In addition to commercial products, there are several home remedies you can use to help balance your soil’s pH for irises:

  • Coffee grounds: Sprinkle used coffee grounds around your irises to help lower the pH and improve soil structure.
  • Pine needles: Apply a 2-inch layer of pine needles as mulch around your irises to gradually lower the pH over time.
  • Vinegar: For a quick pH reduction, mix 1 cup of white vinegar with 1 gallon of water and apply it to the soil around your irises.

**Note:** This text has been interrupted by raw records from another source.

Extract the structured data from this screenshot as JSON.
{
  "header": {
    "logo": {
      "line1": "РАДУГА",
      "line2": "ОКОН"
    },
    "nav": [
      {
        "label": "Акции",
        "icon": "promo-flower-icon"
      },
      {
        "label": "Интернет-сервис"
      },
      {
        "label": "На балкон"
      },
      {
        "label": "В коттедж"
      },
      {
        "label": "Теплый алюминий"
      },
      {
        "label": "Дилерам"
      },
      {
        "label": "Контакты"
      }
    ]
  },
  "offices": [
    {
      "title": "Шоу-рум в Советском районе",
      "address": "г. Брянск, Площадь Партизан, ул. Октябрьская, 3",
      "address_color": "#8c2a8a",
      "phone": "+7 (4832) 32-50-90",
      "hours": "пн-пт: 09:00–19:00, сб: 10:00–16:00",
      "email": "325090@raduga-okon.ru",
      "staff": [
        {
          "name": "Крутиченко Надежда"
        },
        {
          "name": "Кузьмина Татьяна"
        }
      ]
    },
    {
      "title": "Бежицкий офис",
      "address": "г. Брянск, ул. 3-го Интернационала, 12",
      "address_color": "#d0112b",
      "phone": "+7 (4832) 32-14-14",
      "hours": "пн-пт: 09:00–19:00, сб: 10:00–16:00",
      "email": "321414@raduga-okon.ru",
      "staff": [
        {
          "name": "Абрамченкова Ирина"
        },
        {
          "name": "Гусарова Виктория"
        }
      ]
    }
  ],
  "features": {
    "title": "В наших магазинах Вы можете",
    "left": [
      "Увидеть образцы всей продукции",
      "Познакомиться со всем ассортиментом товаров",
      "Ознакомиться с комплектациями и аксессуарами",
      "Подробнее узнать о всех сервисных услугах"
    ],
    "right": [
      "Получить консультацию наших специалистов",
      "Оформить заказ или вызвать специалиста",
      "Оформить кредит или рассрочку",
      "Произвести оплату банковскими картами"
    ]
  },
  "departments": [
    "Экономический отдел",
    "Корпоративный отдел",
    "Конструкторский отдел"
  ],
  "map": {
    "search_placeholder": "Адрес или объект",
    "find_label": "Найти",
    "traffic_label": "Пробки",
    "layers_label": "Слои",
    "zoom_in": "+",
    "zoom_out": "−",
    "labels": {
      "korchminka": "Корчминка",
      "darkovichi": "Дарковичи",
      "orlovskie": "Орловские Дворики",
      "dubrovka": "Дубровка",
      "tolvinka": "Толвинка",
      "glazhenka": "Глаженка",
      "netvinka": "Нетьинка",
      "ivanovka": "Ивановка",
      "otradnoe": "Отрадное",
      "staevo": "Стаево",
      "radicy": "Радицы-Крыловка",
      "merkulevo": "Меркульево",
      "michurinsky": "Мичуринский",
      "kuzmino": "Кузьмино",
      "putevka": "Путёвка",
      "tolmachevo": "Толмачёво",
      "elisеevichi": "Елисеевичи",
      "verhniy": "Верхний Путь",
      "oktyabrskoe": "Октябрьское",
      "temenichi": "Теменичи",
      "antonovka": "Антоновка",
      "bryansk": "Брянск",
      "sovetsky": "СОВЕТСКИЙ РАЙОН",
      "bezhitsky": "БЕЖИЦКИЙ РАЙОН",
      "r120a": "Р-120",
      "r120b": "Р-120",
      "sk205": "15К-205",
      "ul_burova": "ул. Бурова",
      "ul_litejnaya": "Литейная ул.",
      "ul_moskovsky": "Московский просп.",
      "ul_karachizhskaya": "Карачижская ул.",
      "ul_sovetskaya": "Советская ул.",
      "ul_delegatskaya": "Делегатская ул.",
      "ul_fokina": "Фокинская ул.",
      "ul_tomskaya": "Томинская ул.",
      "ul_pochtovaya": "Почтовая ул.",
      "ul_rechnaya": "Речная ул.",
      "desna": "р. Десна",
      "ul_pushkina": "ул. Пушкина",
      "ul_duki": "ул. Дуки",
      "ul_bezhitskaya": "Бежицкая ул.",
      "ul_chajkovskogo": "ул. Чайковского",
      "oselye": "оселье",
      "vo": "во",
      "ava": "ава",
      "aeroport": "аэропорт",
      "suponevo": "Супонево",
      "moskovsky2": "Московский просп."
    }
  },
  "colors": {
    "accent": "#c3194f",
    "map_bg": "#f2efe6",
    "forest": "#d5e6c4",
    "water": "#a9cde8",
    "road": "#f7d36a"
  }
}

Retest the pH after a few days and repeat as needed.

By following these guidelines and regularly monitoring your soil’s pH, you can create the ideal growing environment for your irises, ensuring healthy growth, vibrant blooms, and a stunning garden display year after year.

References:
1. Growing Iris – Utah State University Extension
2. How to Grow Irises – Canadian Iris Society
3. Planting and Caring for Bearded Iris Plants – Wilson Bros Gardens
4. Planting and Gardening Guide – Walking P Bar
5. Iris Care – American Iris Society